They've been on the German most wanted list for 20 years. All three hid in South America, most recently requesting refugee status in Venezuela, where they now live. The report tells the story of a lot of personal hardship on their side as well as on the side of their families.
After 20 years, the prosecutor still refuses to drop the charges, arguing that the statute of limitations does not apply, since the three men formed a terrorist group and prepared to commit a felony. The report features pictures of the guys, who are now in their mid-fifties, clad in T-shirts by the band Irie Revoltes.
MotherJones has a longer read comparing the German and the U.S. coal industries. Or rather: painting a picture of the last remaining hard-coal mine in Germany. The Ruhr valley, the former industrial heartland of Germany, isn't that bad off, compared to its twin in Appalachia.

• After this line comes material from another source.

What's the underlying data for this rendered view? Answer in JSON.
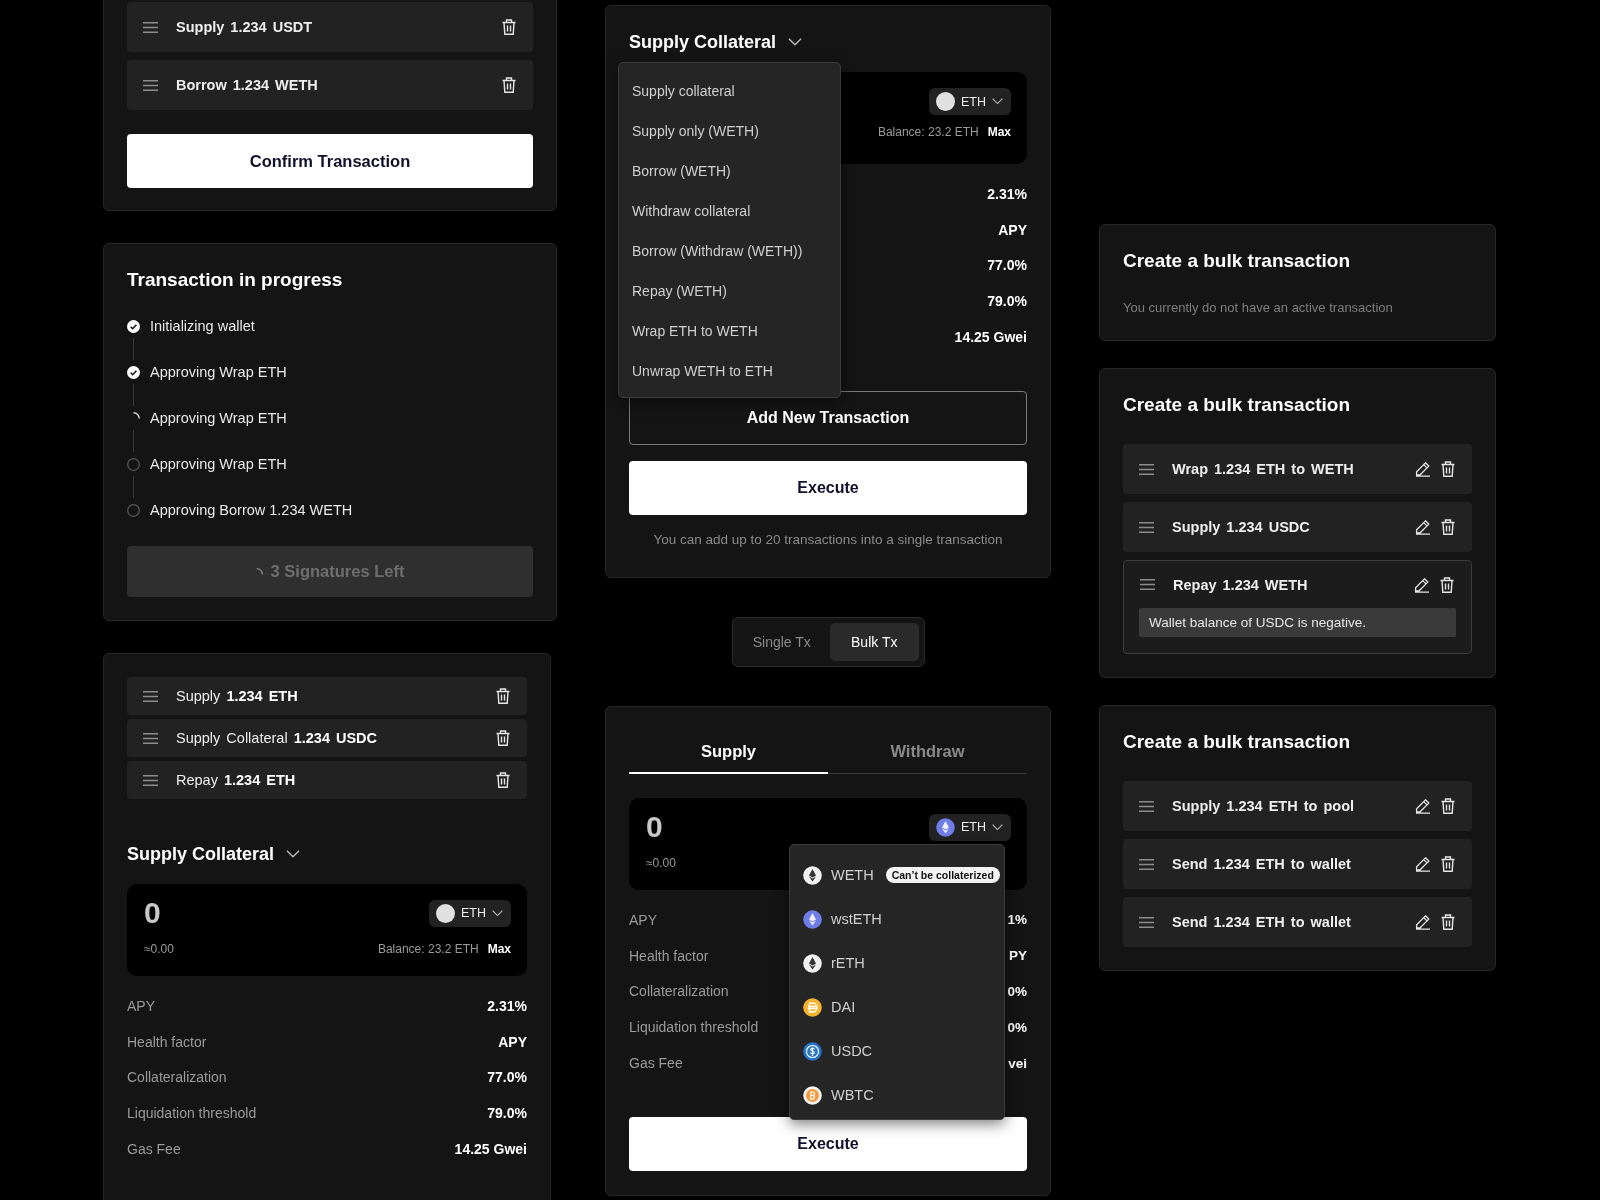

There's a lot of innovation going on in cities like Bottrop, that turned around and made a name for themselves by investing in renewable energy. There's no delusion about the return of coal in Germany.
The taz reports that the police is trying to prove that there was large scale preparation for the G20 protests in Hamburg, that included depositing material like pyrotechnics and black clothes in hidden places. According to them it was all set up in advance and coordinated by the Hamburg left.
Meanwhile Trump got his way at the Supreme Court, the immigration stop for 6 Muslim countries will no longer be delayed. This does not mean it's legal, the court just ruled that the provisions cannot be delayed by the lower courts.
Brexit talks have become very convoluted. When an agreement between London and Brussels had already been found, the DUP of Northern Ireland called Theresa May during a meeting with commission president Juncker, to tell her that they won't agree to anything that gave special status to Northern Ireland. The Irish government labeled this as a collapse of talks to this date. Scottish First Minister Sturgeon had already proposed to find a similar solution for Scotland and mayor Khan had asked for a similar solution for London.
Time is of the essence in the current talks. On December 15 the EU wants to sign the preliminary agreements concerning Brexit. If 27 member states have to find a consensus and sign this paper, there is hardly any time left to complete the preliminary talks and send the paper to the members.
The DUP can sabotage any talks, because they're in power in Norther Ireland and also tolerate Mays government in the UK parliament. Without the DUP there will be no solution to the question of the future borders between Ireland and Northern Ireland.